*** Exercise materials ***

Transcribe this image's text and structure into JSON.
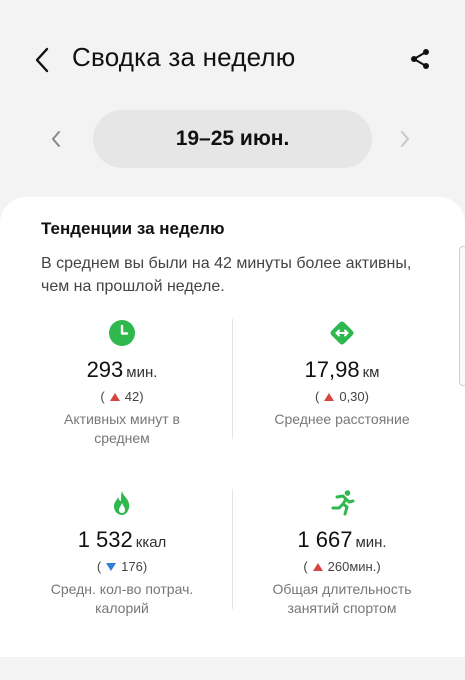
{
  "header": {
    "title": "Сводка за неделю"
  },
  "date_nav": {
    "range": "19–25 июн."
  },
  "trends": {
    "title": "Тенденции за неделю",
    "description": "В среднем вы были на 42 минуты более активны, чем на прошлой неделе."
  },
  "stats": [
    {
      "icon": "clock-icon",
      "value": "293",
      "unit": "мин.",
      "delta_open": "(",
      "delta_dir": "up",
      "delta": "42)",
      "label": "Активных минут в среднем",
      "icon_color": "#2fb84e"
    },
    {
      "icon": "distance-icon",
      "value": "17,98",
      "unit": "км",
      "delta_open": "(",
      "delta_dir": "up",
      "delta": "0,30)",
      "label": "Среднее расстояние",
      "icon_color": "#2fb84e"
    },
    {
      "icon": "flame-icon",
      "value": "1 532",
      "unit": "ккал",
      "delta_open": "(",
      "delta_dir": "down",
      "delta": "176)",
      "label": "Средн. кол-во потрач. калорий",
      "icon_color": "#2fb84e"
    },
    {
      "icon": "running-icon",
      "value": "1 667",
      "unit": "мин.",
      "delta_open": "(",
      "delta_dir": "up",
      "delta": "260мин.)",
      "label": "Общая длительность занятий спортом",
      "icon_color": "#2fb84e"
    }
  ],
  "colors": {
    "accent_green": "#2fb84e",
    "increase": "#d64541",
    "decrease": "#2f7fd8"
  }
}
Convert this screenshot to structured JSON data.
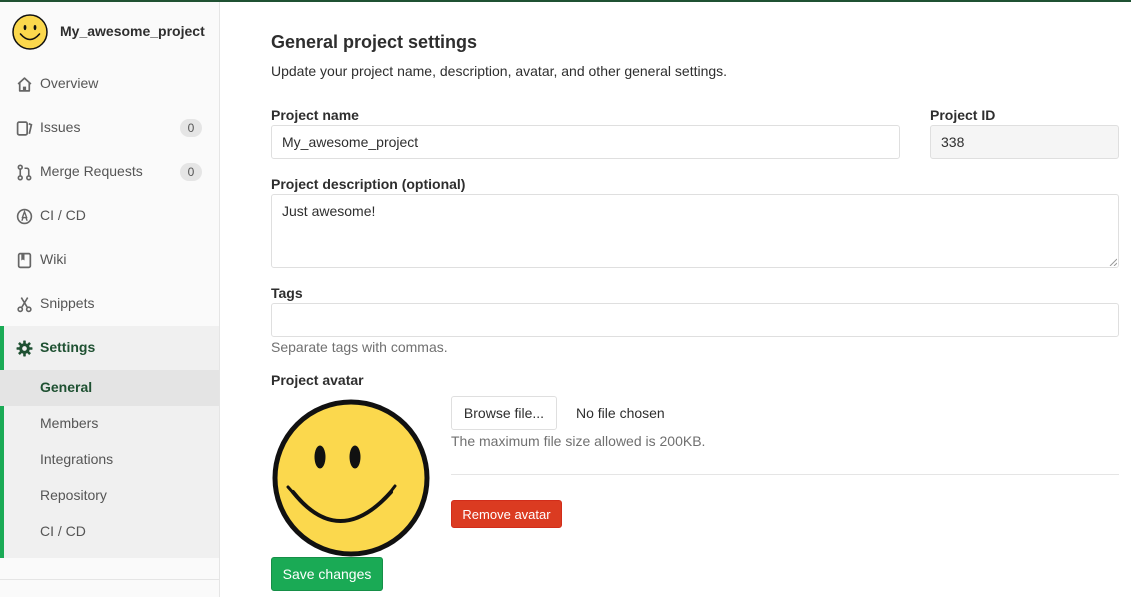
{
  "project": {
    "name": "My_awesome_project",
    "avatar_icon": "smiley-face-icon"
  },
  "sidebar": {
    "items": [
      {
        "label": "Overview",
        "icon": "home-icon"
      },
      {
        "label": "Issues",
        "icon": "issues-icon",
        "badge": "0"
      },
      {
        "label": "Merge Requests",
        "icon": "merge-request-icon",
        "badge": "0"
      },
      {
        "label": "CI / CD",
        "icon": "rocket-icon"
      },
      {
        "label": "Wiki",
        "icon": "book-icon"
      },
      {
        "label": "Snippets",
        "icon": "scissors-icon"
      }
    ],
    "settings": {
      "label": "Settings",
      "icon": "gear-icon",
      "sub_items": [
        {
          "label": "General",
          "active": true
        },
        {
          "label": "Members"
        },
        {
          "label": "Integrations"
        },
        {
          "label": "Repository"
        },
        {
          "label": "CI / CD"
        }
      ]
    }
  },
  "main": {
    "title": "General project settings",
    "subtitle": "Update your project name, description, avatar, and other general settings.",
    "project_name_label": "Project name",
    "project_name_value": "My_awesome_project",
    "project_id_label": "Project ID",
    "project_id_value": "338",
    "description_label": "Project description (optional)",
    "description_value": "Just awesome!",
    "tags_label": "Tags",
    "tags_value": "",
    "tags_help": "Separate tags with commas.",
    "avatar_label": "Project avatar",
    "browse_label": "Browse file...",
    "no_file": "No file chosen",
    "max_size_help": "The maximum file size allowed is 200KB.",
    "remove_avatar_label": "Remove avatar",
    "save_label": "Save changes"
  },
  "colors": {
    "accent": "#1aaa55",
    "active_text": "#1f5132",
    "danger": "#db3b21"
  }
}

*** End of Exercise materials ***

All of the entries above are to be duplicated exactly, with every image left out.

Transcribe this image's text and structure into JSON.
{
  "header": {
    "title": "Сводка за неделю"
  },
  "date_nav": {
    "range": "19–25 июн."
  },
  "trends": {
    "title": "Тенденции за неделю",
    "description": "В среднем вы были на 42 минуты более активны, чем на прошлой неделе."
  },
  "stats": [
    {
      "icon": "clock-icon",
      "value": "293",
      "unit": "мин.",
      "delta_open": "(",
      "delta_dir": "up",
      "delta": "42)",
      "label": "Активных минут в среднем",
      "icon_color": "#2fb84e"
    },
    {
      "icon": "distance-icon",
      "value": "17,98",
      "unit": "км",
      "delta_open": "(",
      "delta_dir": "up",
      "delta": "0,30)",
      "label": "Среднее расстояние",
      "icon_color": "#2fb84e"
    },
    {
      "icon": "flame-icon",
      "value": "1 532",
      "unit": "ккал",
      "delta_open": "(",
      "delta_dir": "down",
      "delta": "176)",
      "label": "Средн. кол-во потрач. калорий",
      "icon_color": "#2fb84e"
    },
    {
      "icon": "running-icon",
      "value": "1 667",
      "unit": "мин.",
      "delta_open": "(",
      "delta_dir": "up",
      "delta": "260мин.)",
      "label": "Общая длительность занятий спортом",
      "icon_color": "#2fb84e"
    }
  ],
  "colors": {
    "accent_green": "#2fb84e",
    "increase": "#d64541",
    "decrease": "#2f7fd8"
  }
}
Convert this screenshot to structured JSON data.
{
  "project": {
    "name": "My_awesome_project",
    "avatar_icon": "smiley-face-icon"
  },
  "sidebar": {
    "items": [
      {
        "label": "Overview",
        "icon": "home-icon"
      },
      {
        "label": "Issues",
        "icon": "issues-icon",
        "badge": "0"
      },
      {
        "label": "Merge Requests",
        "icon": "merge-request-icon",
        "badge": "0"
      },
      {
        "label": "CI / CD",
        "icon": "rocket-icon"
      },
      {
        "label": "Wiki",
        "icon": "book-icon"
      },
      {
        "label": "Snippets",
        "icon": "scissors-icon"
      }
    ],
    "settings": {
      "label": "Settings",
      "icon": "gear-icon",
      "sub_items": [
        {
          "label": "General",
          "active": true
        },
        {
          "label": "Members"
        },
        {
          "label": "Integrations"
        },
        {
          "label": "Repository"
        },
        {
          "label": "CI / CD"
        }
      ]
    }
  },
  "main": {
    "title": "General project settings",
    "subtitle": "Update your project name, description, avatar, and other general settings.",
    "project_name_label": "Project name",
    "project_name_value": "My_awesome_project",
    "project_id_label": "Project ID",
    "project_id_value": "338",
    "description_label": "Project description (optional)",
    "description_value": "Just awesome!",
    "tags_label": "Tags",
    "tags_value": "",
    "tags_help": "Separate tags with commas.",
    "avatar_label": "Project avatar",
    "browse_label": "Browse file...",
    "no_file": "No file chosen",
    "max_size_help": "The maximum file size allowed is 200KB.",
    "remove_avatar_label": "Remove avatar",
    "save_label": "Save changes"
  },
  "colors": {
    "accent": "#1aaa55",
    "active_text": "#1f5132",
    "danger": "#db3b21"
  }
}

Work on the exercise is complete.